YOUR GOAL: Every line of the records below that holds the word "value" belongs in the answer.

═════ RECORD EXCERPTS

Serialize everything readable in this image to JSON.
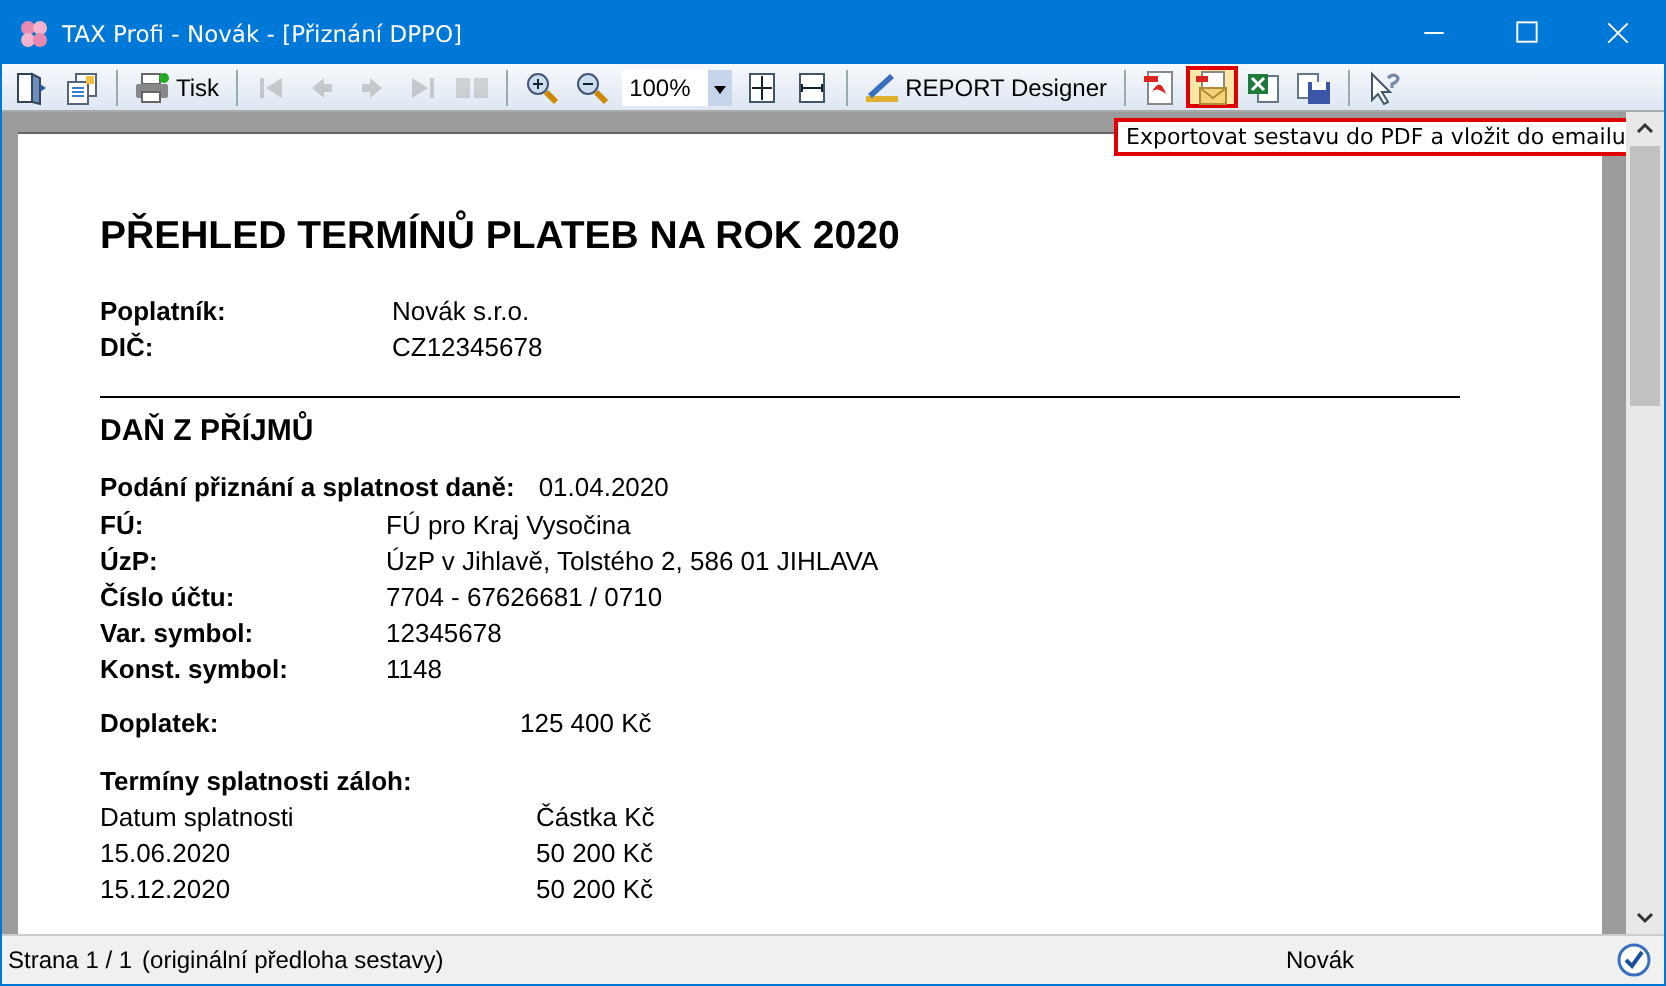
{
  "window": {
    "title": "TAX Profi - Novák - [Přiznání DPPO]"
  },
  "toolbar": {
    "tools": [
      {
        "disabled": false,
        "highlighted": false
      },
      {
        "disabled": false,
        "highlighted": false
      },
      {
        "label": "Tisk",
        "disabled": false,
        "highlighted": false
      },
      {
        "disabled": true,
        "highlighted": false
      },
      {
        "disabled": true,
        "highlighted": false
      },
      {
        "disabled": true,
        "highlighted": false
      },
      {
        "disabled": true,
        "highlighted": false
      },
      {
        "disabled": true,
        "highlighted": false
      },
      {
        "disabled": false,
        "highlighted": false
      },
      {
        "disabled": false,
        "highlighted": false
      },
      {
        "value": "100%",
        "disabled": false,
        "highlighted": false
      },
      {
        "disabled": false,
        "highlighted": false
      },
      {
        "disabled": false,
        "highlighted": false
      },
      {
        "label": "REPORT Designer",
        "disabled": false,
        "highlighted": false
      },
      {
        "disabled": false,
        "highlighted": false
      },
      {
        "disabled": false,
        "highlighted": true
      },
      {
        "disabled": false,
        "highlighted": false
      },
      {
        "disabled": false,
        "highlighted": false
      },
      {
        "disabled": false,
        "highlighted": false
      }
    ],
    "tooltip": "Exportovat sestavu do PDF a vložit do emailu"
  },
  "report": {
    "title": "PŘEHLED TERMÍNŮ PLATEB NA ROK 2020",
    "taxpayer": [
      {
        "label": "Poplatník:",
        "value": "Novák s.r.o."
      },
      {
        "label": "DIČ:",
        "value": "CZ12345678"
      }
    ],
    "section": "DAŇ Z PŘÍJMŮ",
    "due": {
      "label": "Podání přiznání a splatnost daně:",
      "value": "01.04.2020"
    },
    "payment": [
      {
        "label": "FÚ:",
        "value": "FÚ pro Kraj Vysočina"
      },
      {
        "label": "ÚzP:",
        "value": "ÚzP v Jihlavě, Tolstého 2, 586 01 JIHLAVA"
      },
      {
        "label": "Číslo účtu:",
        "value": "7704 - 67626681 / 0710"
      },
      {
        "label": "Var. symbol:",
        "value": "12345678"
      },
      {
        "label": "Konst. symbol:",
        "value": "1148"
      }
    ],
    "surcharge": {
      "label": "Doplatek:",
      "value": "125 400 Kč"
    },
    "advances": {
      "title": "Termíny splatnosti záloh:",
      "columns": [
        "Datum splatnosti",
        "Částka Kč"
      ],
      "rows": [
        [
          "15.06.2020",
          "50 200 Kč"
        ],
        [
          "15.12.2020",
          "50 200 Kč"
        ]
      ]
    }
  },
  "status_bar": {
    "page": "Strana 1 / 1",
    "template": "(originální předloha sestavy)",
    "user": "Novák"
  }
}
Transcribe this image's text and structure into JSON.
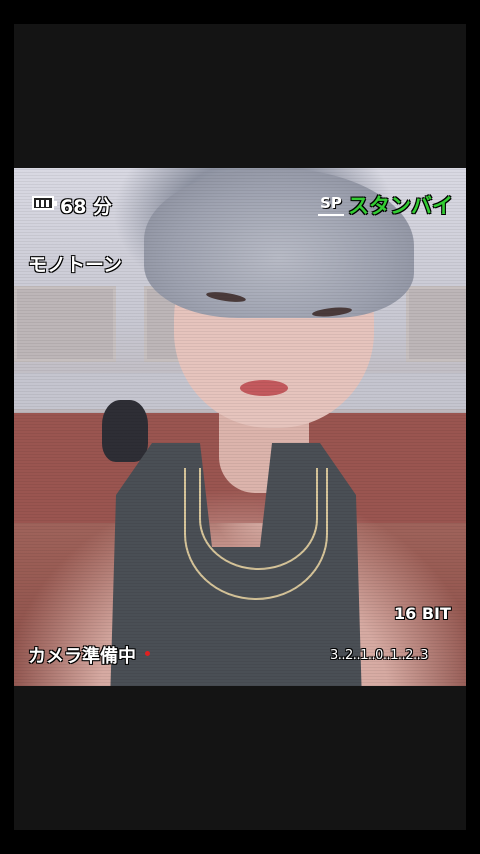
{
  "osd": {
    "battery_time": "68 分",
    "mode": "モノトーン",
    "recording_mode": "SP",
    "status": "スタンバイ",
    "status_color": "#33cc33",
    "bit_depth": "16 BIT",
    "camera_status": "カメラ準備中",
    "counter": "3..2..1..0..1..2..3",
    "rec_dot_color": "#e02020"
  },
  "icons": [
    "battery-icon",
    "rec-dot-icon"
  ]
}
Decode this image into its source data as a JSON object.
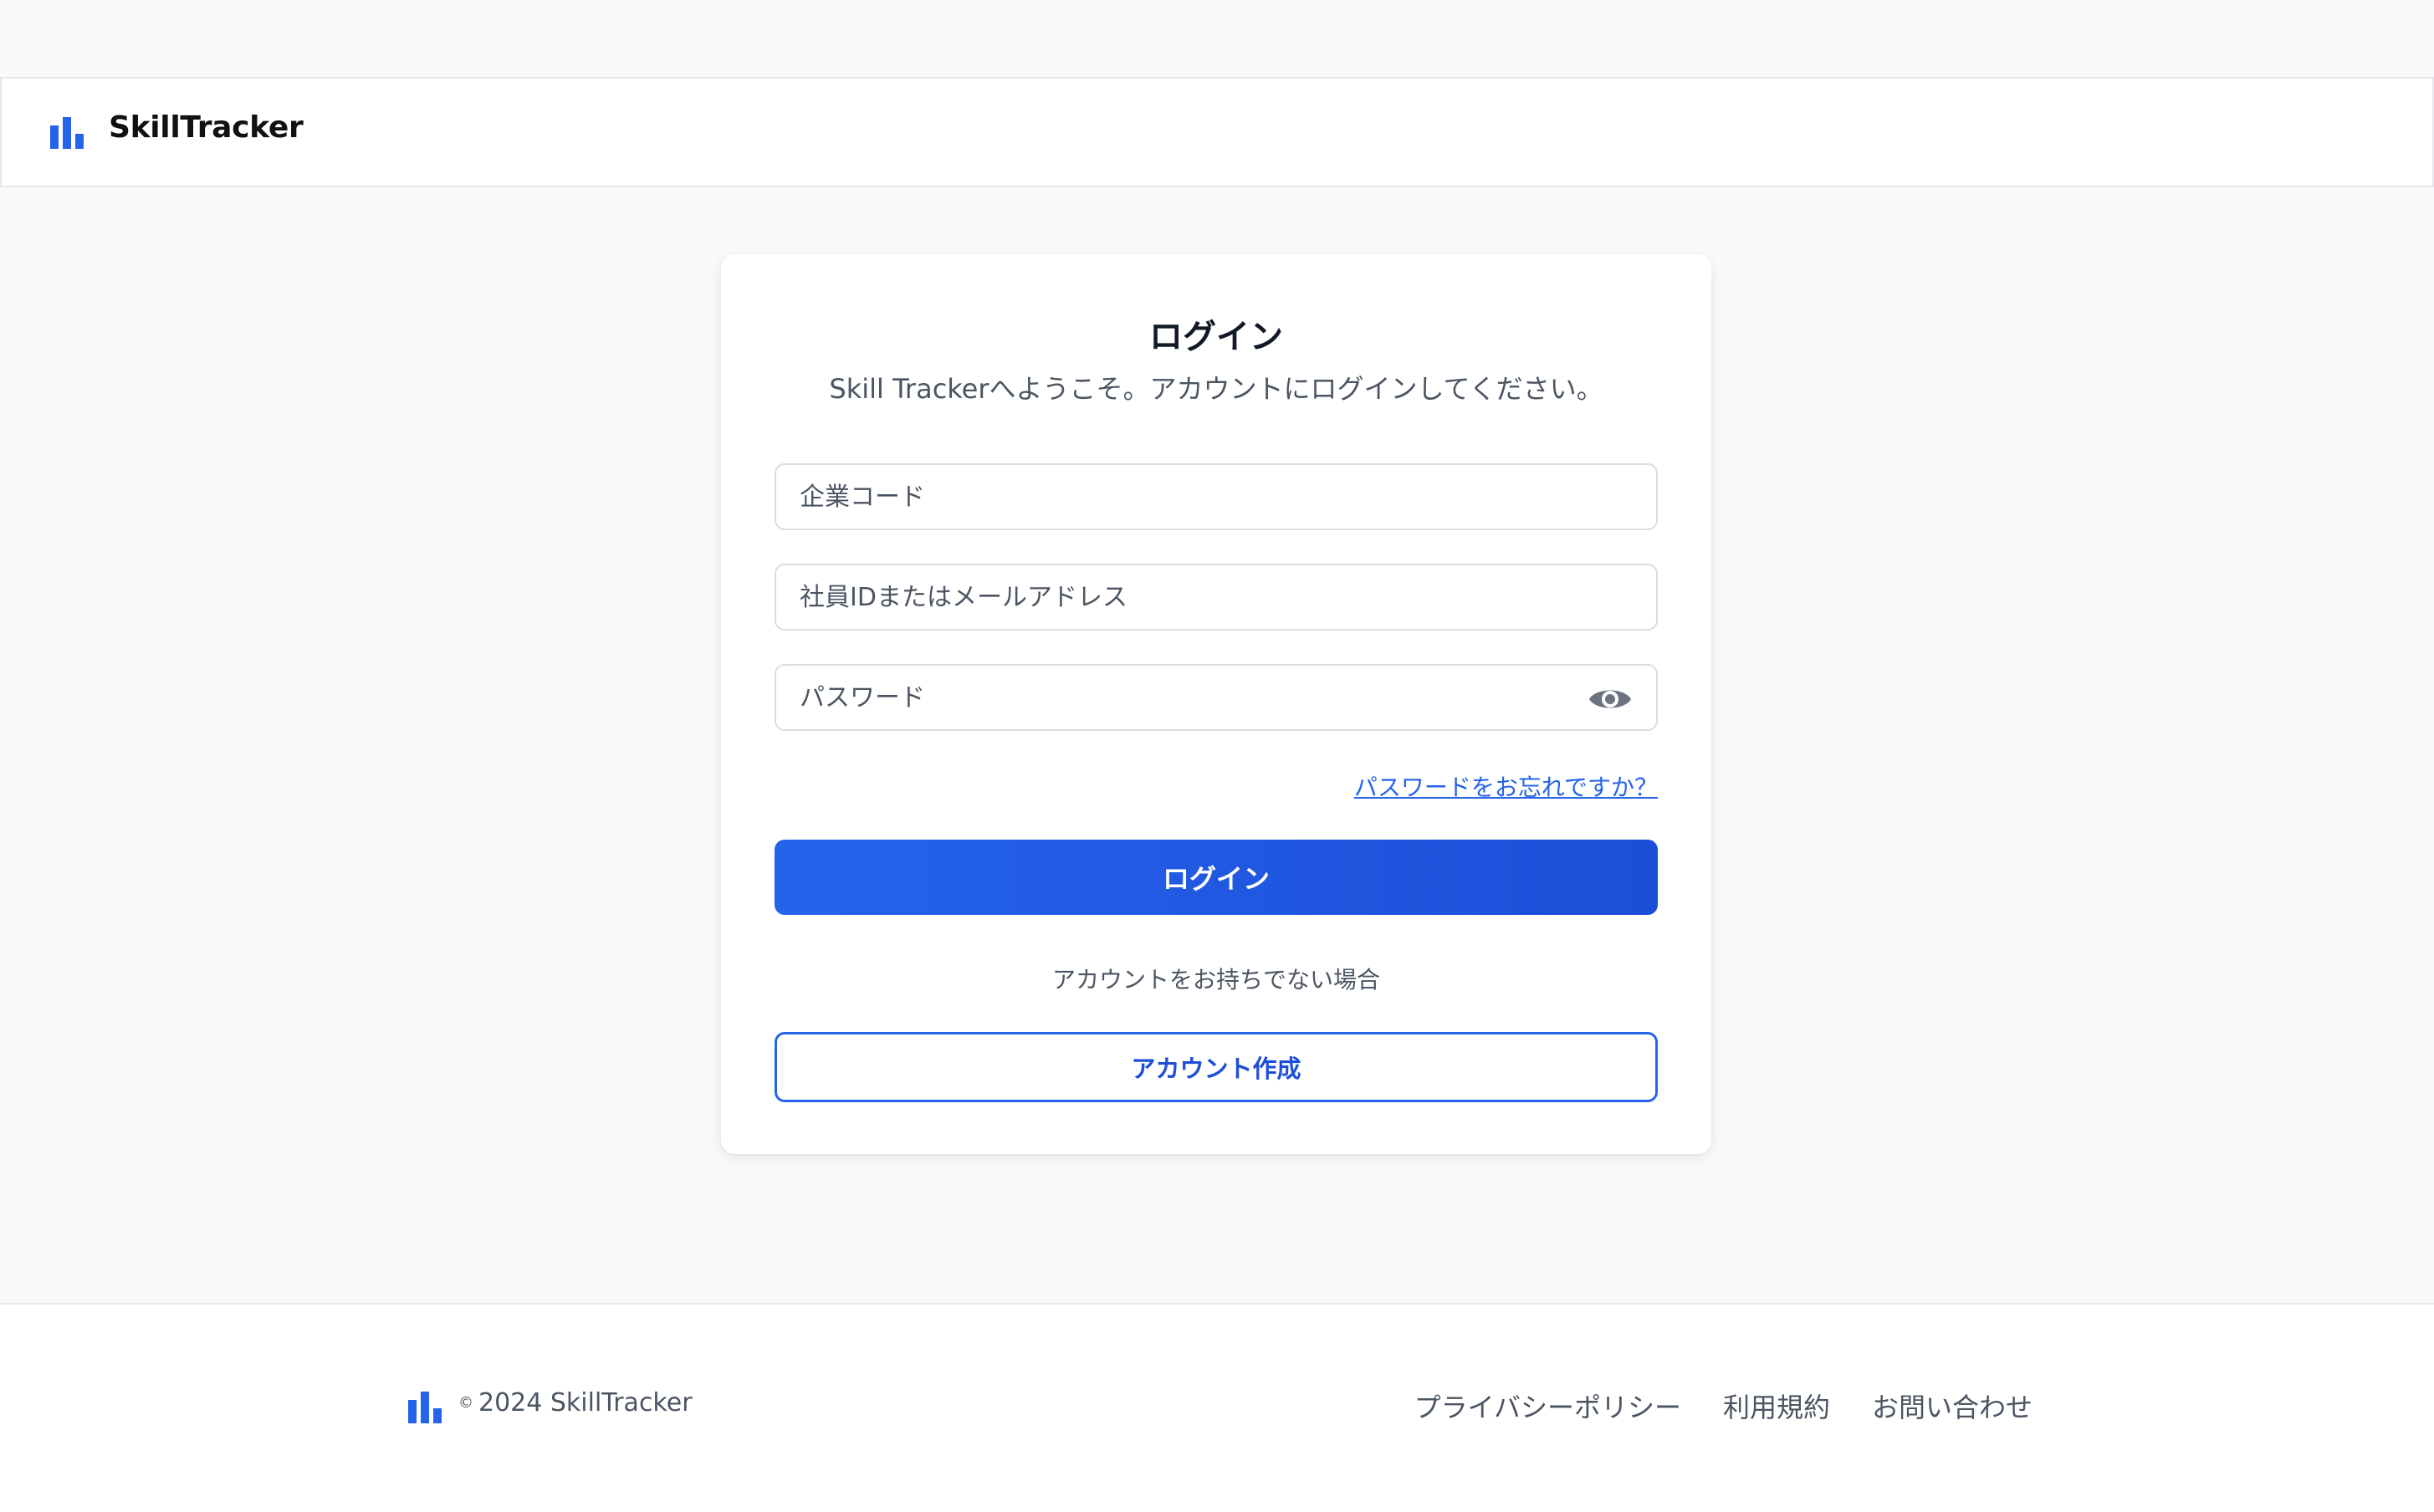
{
  "app": {
    "brand_name": "SkillTracker",
    "brand_icon": "bar-chart-icon",
    "accent_color": "#2563eb"
  },
  "login": {
    "title": "ログイン",
    "subtitle": "Skill Trackerへようこそ。アカウントにログインしてください。",
    "company_code_placeholder": "企業コード",
    "user_id_placeholder": "社員IDまたはメールアドレス",
    "password_placeholder": "パスワード",
    "password_toggle_icon": "eye-icon",
    "forgot_password": "パスワードをお忘れですか？",
    "login_button": "ログイン",
    "no_account_text": "アカウントをお持ちでない場合",
    "create_account_button": "アカウント作成"
  },
  "footer": {
    "copyright_symbol": "©",
    "copyright": "2024 SkillTracker",
    "links": [
      "プライバシーポリシー",
      "利用規約",
      "お問い合わせ"
    ]
  }
}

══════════

EXERCISE SOLUTION:
        "value": "100%",
        "value": "Novák s.r.o."
        "value": "CZ12345678"
      "value": "01.04.2020"
        "value": "FÚ pro Kraj Vysočina"
        "value": "ÚzP v Jihlavě, Tolstého 2, 586 01 JIHLAVA"
        "value": "7704 - 67626681 / 0710"
        "value": "12345678"
        "value": "1148"
      "value": "125 400 Kč"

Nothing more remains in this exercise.